Agric students fly red flag

Promise Tokoli (second from right) addressing the media.With him are students from the institute Photo Seth Osabukle,,

Promise Tokoli (second from right) addressing the media.With him are students from the institute Photo Seth Osabukle,,

Students from five agricultural colleges in the country have urged government to restore their allowances or they will embark on a series of demonstrations to press home their demand.

Addressing a news conference on Wednesday, President of Agricultural Colleges Students Union (ACSU), Promise Tokoli Buernartey, complained about the lack of infrastructure and logistics on the various colleges which affected academic performance.

He said the lack of allowances have led to paying their own utility bills  and  fending for themselves unlike other training institutes whose bills and  feeding are catered  for by the government.

“We have therefore given government seven days ultimatum to respond to us or else we will demonstrate and picket at the sector ministry,” Mr. Buernartey said.

The colleges include the Kwadaso Agricultural College, Ejura Agricultural College, Ohawu Agricultural College, Damango Agricultural College and Pong-Tamale Vertinary College.

The students said government was being unfair to them because allowances of other training institutions had been restored adding that various attempts to meet the Deputy Minister of Agriculture, Mr George Oduro had proved futile.

He described it as discriminatory for other institutions to be restored and theirs not restored.

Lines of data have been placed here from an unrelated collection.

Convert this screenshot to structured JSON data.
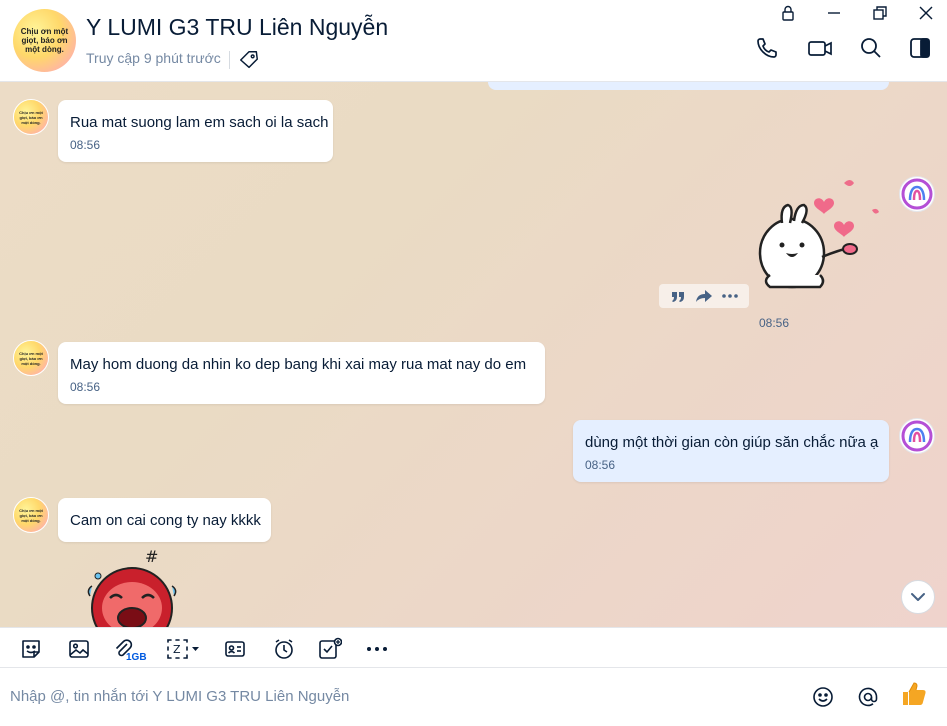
{
  "header": {
    "avatar_text": "Chịu ơn một giọt, báo ơn một dòng.",
    "title": "Y LUMI G3 TRU Liên Nguyễn",
    "last_seen": "Truy cập 9 phút trước"
  },
  "messages": [
    {
      "side": "left",
      "text": "Rua mat suong lam em sach oi la sach",
      "time": "08:56"
    },
    {
      "side": "right",
      "type": "sticker",
      "time": "08:56"
    },
    {
      "side": "left",
      "text": "May hom duong da nhin ko dep bang khi xai may rua mat nay do em",
      "time": "08:56"
    },
    {
      "side": "right",
      "text": "dùng một thời gian còn giúp săn chắc nữa ạ",
      "time": "08:56"
    },
    {
      "side": "left",
      "text": "Cam on cai cong ty nay kkkk"
    }
  ],
  "toolbar": {
    "attachment_quota": "1GB"
  },
  "composer": {
    "placeholder": "Nhập @, tin nhắn tới Y LUMI G3 TRU Liên Nguyễn"
  },
  "icons": {
    "window": [
      "lock-icon",
      "minimize-icon",
      "restore-icon",
      "close-icon"
    ],
    "header": [
      "phone-icon",
      "video-icon",
      "search-icon",
      "sidebar-toggle-icon"
    ],
    "toolbar": [
      "sticker-icon",
      "image-icon",
      "attachment-icon",
      "screenshot-icon",
      "contact-card-icon",
      "reminder-icon",
      "task-icon",
      "more-icon"
    ],
    "composer": [
      "emoji-icon",
      "mention-icon",
      "thumbs-up-icon"
    ]
  },
  "colors": {
    "accent": "#005ae0",
    "my_bubble": "#e5efff",
    "their_bubble": "#ffffff",
    "thumbs_up": "#f5a623"
  }
}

“Lack of buses and other infrastructure in the colleges aside our allowances is gradually turning the colleges into white elephants,” he stated.

Mr. Buernartey said several attempts made to get the hierarchy of the ministry to address the issue have fallen on deaf ears.

He said since their allowances were scrapped in 2015, majority of students had dropped out due to lack of funds to support their tuition.

“Many final year students have dropped out due to lack of funds to cover the overly expensive tuition.”

The president of ACSU said attempts to meet the Minister of Food and Agriculture concerning their challenges have proven futile indicating a sign of total neglect by the ministry.

email
Print Friendly

Leave a Comment